* WHAT YOU WILL DO
Pull out every line below containing the word "Save".

--- ENTRIES SUPPLIED Enclosed Below ---

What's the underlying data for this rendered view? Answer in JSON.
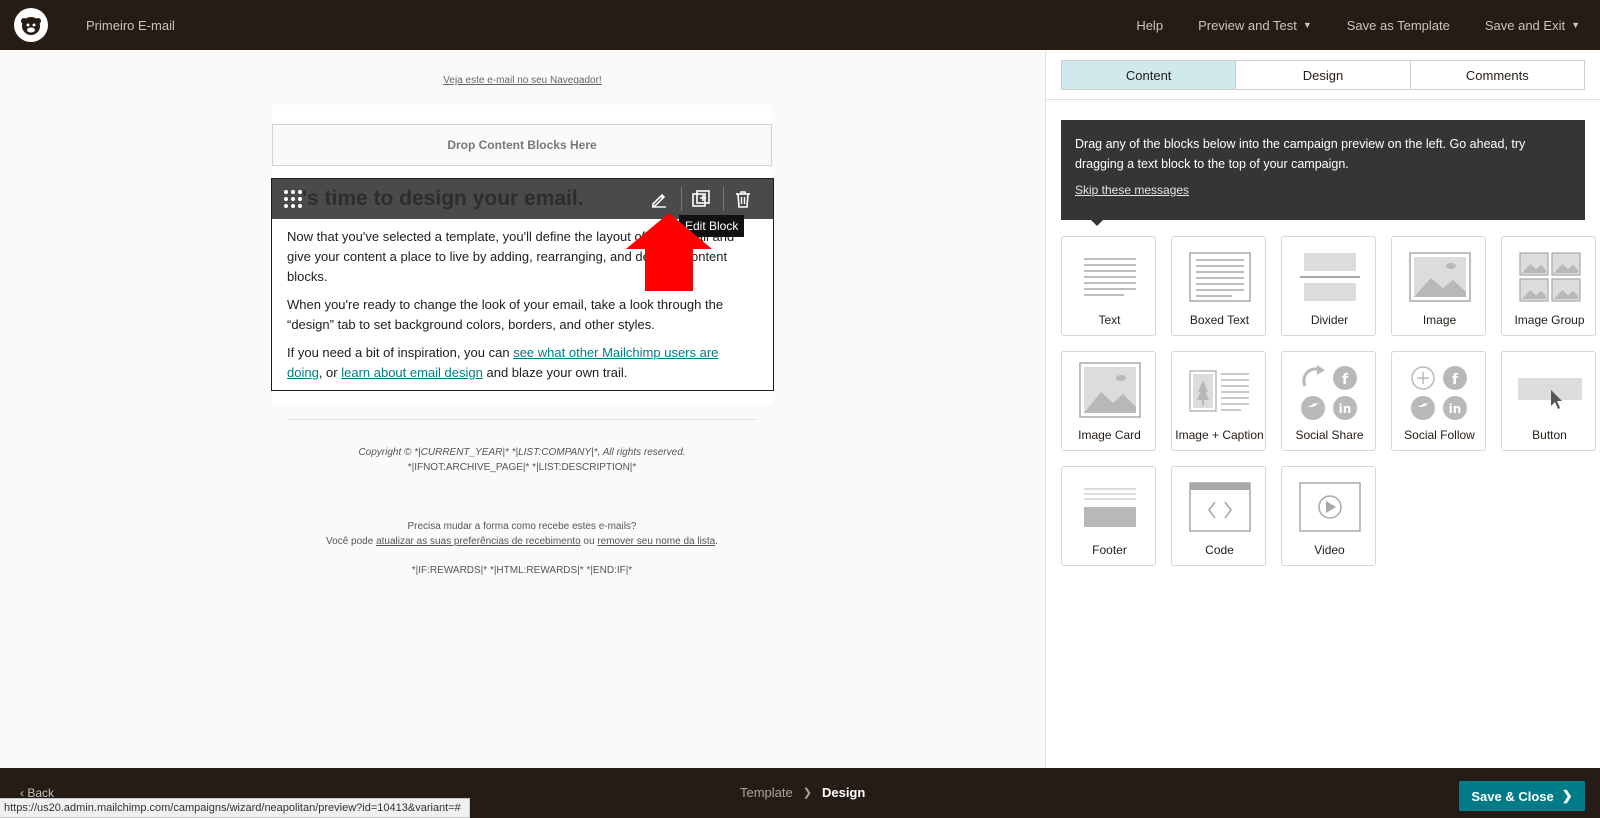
{
  "header": {
    "campaign_name": "Primeiro E-mail",
    "nav": {
      "help": "Help",
      "preview_test": "Preview and Test",
      "save_template": "Save as Template",
      "save_exit": "Save and Exit"
    }
  },
  "preview": {
    "view_in_browser": "Veja este e-mail no seu Navegador!",
    "drop_zone": "Drop Content Blocks Here",
    "text_block": {
      "heading": "'s time to design your email.",
      "p1": "Now that you've selected a template, you'll define the layout of your email and give your content a place to live by adding, rearranging, and deleting content blocks.",
      "p2": "When you're ready to change the look of your email, take a look through the “design” tab to set background colors, borders, and other styles.",
      "p3_before": "If you need a bit of inspiration, you can ",
      "p3_link1": "see what other Mailchimp users are doing",
      "p3_mid": ", or ",
      "p3_link2": "learn about email design",
      "p3_after": " and blaze your own trail.",
      "tooltip": "Edit Block"
    },
    "footer": {
      "copyright": "Copyright © *|CURRENT_YEAR|* *|LIST:COMPANY|*, All rights reserved.",
      "archive": "*|IFNOT:ARCHIVE_PAGE|* *|LIST:DESCRIPTION|*",
      "change_q": "Precisa mudar a forma como recebe estes e-mails?",
      "can_prefix": "Você pode ",
      "prefs_link": "atualizar as suas preferências de recebimento",
      "or": " ou ",
      "remove_link": "remover seu nome da lista",
      "period": ".",
      "rewards": "*|IF:REWARDS|* *|HTML:REWARDS|* *|END:IF|*"
    }
  },
  "sidepanel": {
    "tabs": [
      "Content",
      "Design",
      "Comments"
    ],
    "active_tab": "Content",
    "help_text": "Drag any of the blocks below into the campaign preview on the left. Go ahead, try dragging a text block to the top of your campaign.",
    "skip_link": "Skip these messages",
    "blocks": [
      {
        "label": "Text",
        "icon": "text-block-icon"
      },
      {
        "label": "Boxed Text",
        "icon": "boxed-text-block-icon"
      },
      {
        "label": "Divider",
        "icon": "divider-block-icon"
      },
      {
        "label": "Image",
        "icon": "image-block-icon"
      },
      {
        "label": "Image Group",
        "icon": "image-group-block-icon"
      },
      {
        "label": "Image Card",
        "icon": "image-card-block-icon"
      },
      {
        "label": "Image + Caption",
        "icon": "image-caption-block-icon"
      },
      {
        "label": "Social Share",
        "icon": "social-share-block-icon"
      },
      {
        "label": "Social Follow",
        "icon": "social-follow-block-icon"
      },
      {
        "label": "Button",
        "icon": "button-block-icon"
      },
      {
        "label": "Footer",
        "icon": "footer-block-icon"
      },
      {
        "label": "Code",
        "icon": "code-block-icon"
      },
      {
        "label": "Video",
        "icon": "video-block-icon"
      }
    ]
  },
  "bottombar": {
    "back": "Back",
    "breadcrumb_template": "Template",
    "breadcrumb_current": "Design",
    "save_close": "Save & Close"
  },
  "status_url": "https://us20.admin.mailchimp.com/campaigns/wizard/neapolitan/preview?id=10413&variant=#",
  "colors": {
    "topbar": "#241c15",
    "accent": "#007c89",
    "active_tab": "#cfe9ec",
    "arrow": "#ff0000"
  }
}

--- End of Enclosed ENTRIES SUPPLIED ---

* EXPECTED ANSWER
      "save_template": "Save as Template",
      "save_exit": "Save and Exit"
    "save_close": "Save & Close"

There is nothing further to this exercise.